Antioxidants are the permitted food additives which when added to food products prevent their oxidative deterioration for better nutritional stability and quality. FSS Regulations recommend that antioxidants should not exceed 0.02 per cent, or 200 ppm, in concentration. We tested the 10 groundnut oil brands for the antioxidant TBHQ.

  • TBHQ was not detected in Dhara, Gemini, Guinea and Gulab; in therest of the brands it was within the maximum recommended limit of 200 ppm.
Flash Point

The flash point of a volatile material is the lowest temperature at which it can vaporize to form an ignitable mixture in air. At the flash point, the vapor may cease to burn when the source of ignition is removed. It should not be less than 250 degrees C as per Indian Standard. Higher the flash point of groundnut oil, lower is the risk of ignition in the oil.

  • Flash point of all brands was found to be well above the specified limit.
Hexane

In refined oils, hexane is used to extract the oil from seeds. It shall not be more than 5 ppm as per Indian Standard. For filtered oils, no requirement has been specified because hexane is not required to

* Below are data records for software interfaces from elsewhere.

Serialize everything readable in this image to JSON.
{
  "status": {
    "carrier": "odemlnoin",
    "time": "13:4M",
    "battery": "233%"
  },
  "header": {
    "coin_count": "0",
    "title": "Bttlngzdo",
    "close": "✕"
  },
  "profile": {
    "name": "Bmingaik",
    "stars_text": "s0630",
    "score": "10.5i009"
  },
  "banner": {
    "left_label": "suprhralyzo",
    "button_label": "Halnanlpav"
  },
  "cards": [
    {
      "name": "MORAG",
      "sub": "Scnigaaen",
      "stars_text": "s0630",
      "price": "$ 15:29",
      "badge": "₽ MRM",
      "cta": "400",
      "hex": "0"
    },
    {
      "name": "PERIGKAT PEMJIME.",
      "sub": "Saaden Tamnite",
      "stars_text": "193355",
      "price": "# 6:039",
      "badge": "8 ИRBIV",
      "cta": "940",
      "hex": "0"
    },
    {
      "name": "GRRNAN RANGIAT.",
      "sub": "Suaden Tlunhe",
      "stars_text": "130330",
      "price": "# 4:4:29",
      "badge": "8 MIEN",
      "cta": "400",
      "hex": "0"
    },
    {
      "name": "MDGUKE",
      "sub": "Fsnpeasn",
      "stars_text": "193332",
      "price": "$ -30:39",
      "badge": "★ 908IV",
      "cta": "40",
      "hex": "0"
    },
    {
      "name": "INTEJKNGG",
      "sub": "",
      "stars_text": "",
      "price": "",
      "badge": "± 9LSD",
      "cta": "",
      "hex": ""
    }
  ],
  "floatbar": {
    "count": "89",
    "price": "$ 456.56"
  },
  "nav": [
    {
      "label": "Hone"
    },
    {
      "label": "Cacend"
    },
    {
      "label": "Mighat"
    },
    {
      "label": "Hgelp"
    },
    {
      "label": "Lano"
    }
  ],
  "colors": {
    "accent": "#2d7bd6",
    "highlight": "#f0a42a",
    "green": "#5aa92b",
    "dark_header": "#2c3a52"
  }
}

extract the oil from seeds.

  • Hexane was not detected in any of the brands, up to a detection limit of 5 mg/kg.

PHYSICOCHEMICAL SCORES

Required to Be Absent:

Argemone Oil and Mineral Oil

  • All brands were found to be free of both argemone oil and mineral oil.

Physical Observations/Tests

Physical observations on the 10 samples were made by laboratory scientists. The oil has to be clear and free of rancidity, adulterants, sediments, suspended and other foreign matter, separated water and added colouring and flavouring substances.

All brands scored equally well on this parameter.

FOR GENERAL QUALITIES

Marking/Labelling

The following details shall be marked on each

pack:

  1. Name of manufacturer/marketer/importer
  2. Batch number, month and year of manufacture
  3. Net quantity
  4. The statement that the product is ‘free from argemone oil
  5. Nutritional information
  6. The words ‘best before’ (month and year)
  7. Maximum retail price (MRP)
  • All brands have given the necessary information on their packs.
  • All the brands have mentioned nutritional values of the groundnut oil on their packaging.
Packing

The groundnut oil should be packed in food-grade material that does not affect the properties of the oil and at the same time maintains the shelf life of the product. As far as possible, the product shall be either in such packages that can be recycled or packed in reusable and/or biodegradable materials. Most of the brands were in polypack or plastic bottle of one-litre capacity. Dhara was in Tetra Pak.

Net Weight

All brands were found to exceed the claimed quantity.

How To Mix and Match Your Oils

One of the most important things to keep in mind is that oil behaves differently when heated – it changes texture, colour, taste and nutritional properties. When the oil reaches its smoking point, a lot of the nutrients are destroyed and it can sometimes form harmful compounds. The only way to ensure that you consume healthy oil is by switching between two-three of them – for instance, by using groundnut oil one month and then using sunflower oil/mustard oil in another. Any single oil alone is not preferred. Blending oils is another option, whereby you take equal proportions of different oils in one container and then use it. This way you do not get prolonged exposure to the side effects of one type of oil and also get the benefits of different oils. You could also have two or more different kinds of oils in your kitchen which you could use for different purposes. For example, you could use olive oil for salads, groundnut/rice bran oil for frying, and mustard/ soybean/sunflower oil for other cooking purposes. This will let you avail of the health benefits offered by each oil brand.